◆ **EXERCISE PROMPT**:
Write the records out again exactly as they read, dropping any picture they hold.

◆ **MATERIAL SUPPLIED**:
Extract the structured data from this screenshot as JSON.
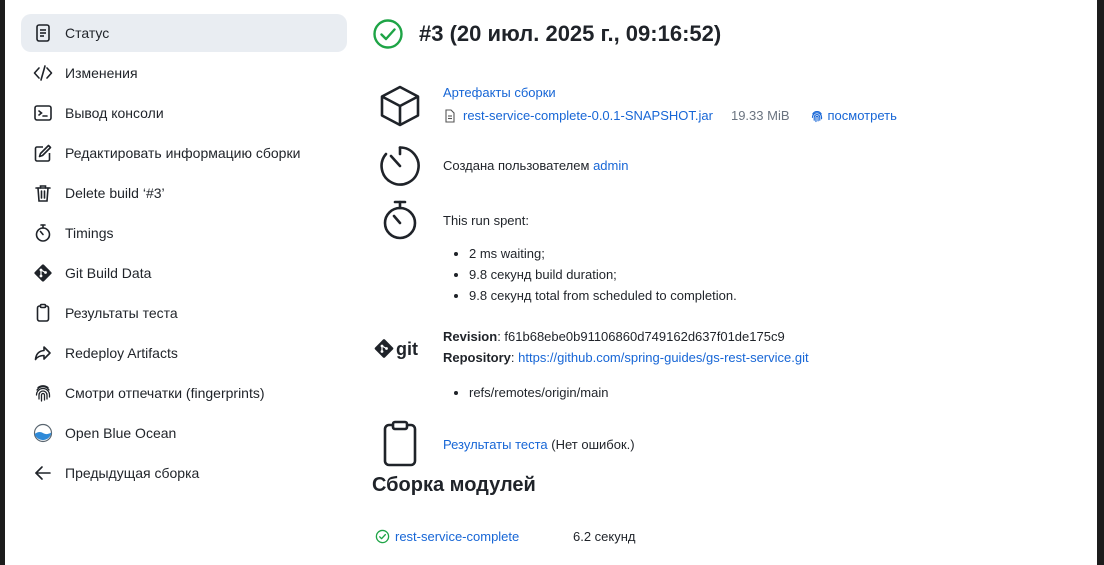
{
  "sidebar": {
    "items": [
      {
        "label": "Статус",
        "icon": "document-icon",
        "active": true
      },
      {
        "label": "Изменения",
        "icon": "code-icon"
      },
      {
        "label": "Вывод консоли",
        "icon": "terminal-icon"
      },
      {
        "label": "Редактировать информацию сборки",
        "icon": "edit-icon"
      },
      {
        "label": "Delete build ‘#3’",
        "icon": "trash-icon"
      },
      {
        "label": "Timings",
        "icon": "stopwatch-icon"
      },
      {
        "label": "Git Build Data",
        "icon": "git-icon"
      },
      {
        "label": "Результаты теста",
        "icon": "clipboard-icon"
      },
      {
        "label": "Redeploy Artifacts",
        "icon": "share-icon"
      },
      {
        "label": "Смотри отпечатки (fingerprints)",
        "icon": "fingerprint-icon"
      },
      {
        "label": "Open Blue Ocean",
        "icon": "blue-ocean-icon"
      },
      {
        "label": "Предыдущая сборка",
        "icon": "arrow-left-icon"
      }
    ]
  },
  "header": {
    "title": "#3 (20 июл. 2025 г., 09:16:52)",
    "status_color": "#1ea446"
  },
  "artifacts": {
    "heading": "Артефакты сборки",
    "file": "rest-service-complete-0.0.1-SNAPSHOT.jar",
    "size": "19.33 MiB",
    "view_label": "посмотреть"
  },
  "created_by": {
    "prefix": "Создана пользователем",
    "user": "admin"
  },
  "timing": {
    "heading": "This run spent:",
    "items": [
      "2 ms waiting;",
      "9.8 секунд build duration;",
      "9.8 секунд total from scheduled to completion."
    ]
  },
  "git": {
    "revision_label": "Revision",
    "revision": "f61b68ebe0b91106860d749162d637f01de175c9",
    "repository_label": "Repository",
    "repository": "https://github.com/spring-guides/gs-rest-service.git",
    "branches": [
      "refs/remotes/origin/main"
    ],
    "logo_text": "git"
  },
  "tests": {
    "link": "Результаты теста",
    "suffix": "(Нет ошибок.)"
  },
  "modules": {
    "title": "Сборка модулей",
    "rows": [
      {
        "name": "rest-service-complete",
        "time": "6.2 секунд"
      }
    ]
  },
  "colors": {
    "link": "#1766d6",
    "success": "#1ea446",
    "active_bg": "#e9edf2"
  }
}
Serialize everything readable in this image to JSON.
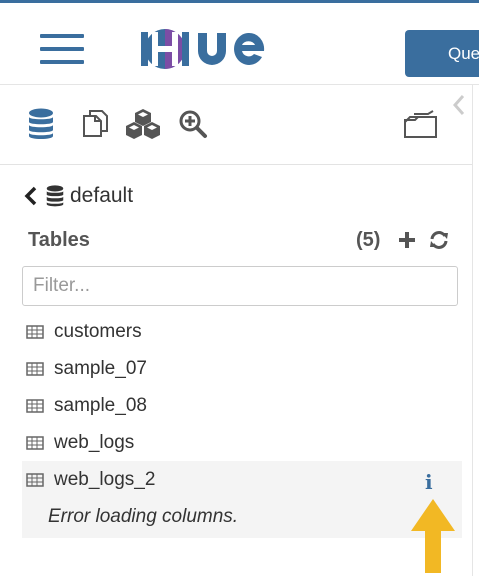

◆ **OUTPUT OF THE TASK**:
Extract the structured data from this screenshot as JSON.
{
  "sidebar": {
    "items": [
      {
        "label": "Статус",
        "icon": "document-icon",
        "active": true
      },
      {
        "label": "Изменения",
        "icon": "code-icon"
      },
      {
        "label": "Вывод консоли",
        "icon": "terminal-icon"
      },
      {
        "label": "Редактировать информацию сборки",
        "icon": "edit-icon"
      },
      {
        "label": "Delete build ‘#3’",
        "icon": "trash-icon"
      },
      {
        "label": "Timings",
        "icon": "stopwatch-icon"
      },
      {
        "label": "Git Build Data",
        "icon": "git-icon"
      },
      {
        "label": "Результаты теста",
        "icon": "clipboard-icon"
      },
      {
        "label": "Redeploy Artifacts",
        "icon": "share-icon"
      },
      {
        "label": "Смотри отпечатки (fingerprints)",
        "icon": "fingerprint-icon"
      },
      {
        "label": "Open Blue Ocean",
        "icon": "blue-ocean-icon"
      },
      {
        "label": "Предыдущая сборка",
        "icon": "arrow-left-icon"
      }
    ]
  },
  "header": {
    "title": "#3 (20 июл. 2025 г., 09:16:52)",
    "status_color": "#1ea446"
  },
  "artifacts": {
    "heading": "Артефакты сборки",
    "file": "rest-service-complete-0.0.1-SNAPSHOT.jar",
    "size": "19.33 MiB",
    "view_label": "посмотреть"
  },
  "created_by": {
    "prefix": "Создана пользователем",
    "user": "admin"
  },
  "timing": {
    "heading": "This run spent:",
    "items": [
      "2 ms waiting;",
      "9.8 секунд build duration;",
      "9.8 секунд total from scheduled to completion."
    ]
  },
  "git": {
    "revision_label": "Revision",
    "revision": "f61b68ebe0b91106860d749162d637f01de175c9",
    "repository_label": "Repository",
    "repository": "https://github.com/spring-guides/gs-rest-service.git",
    "branches": [
      "refs/remotes/origin/main"
    ],
    "logo_text": "git"
  },
  "tests": {
    "link": "Результаты теста",
    "suffix": "(Нет ошибок.)"
  },
  "modules": {
    "title": "Сборка модулей",
    "rows": [
      {
        "name": "rest-service-complete",
        "time": "6.2 секунд"
      }
    ]
  },
  "colors": {
    "link": "#1766d6",
    "success": "#1ea446",
    "active_bg": "#e9edf2"
  }
}
Serialize everything readable in this image to JSON.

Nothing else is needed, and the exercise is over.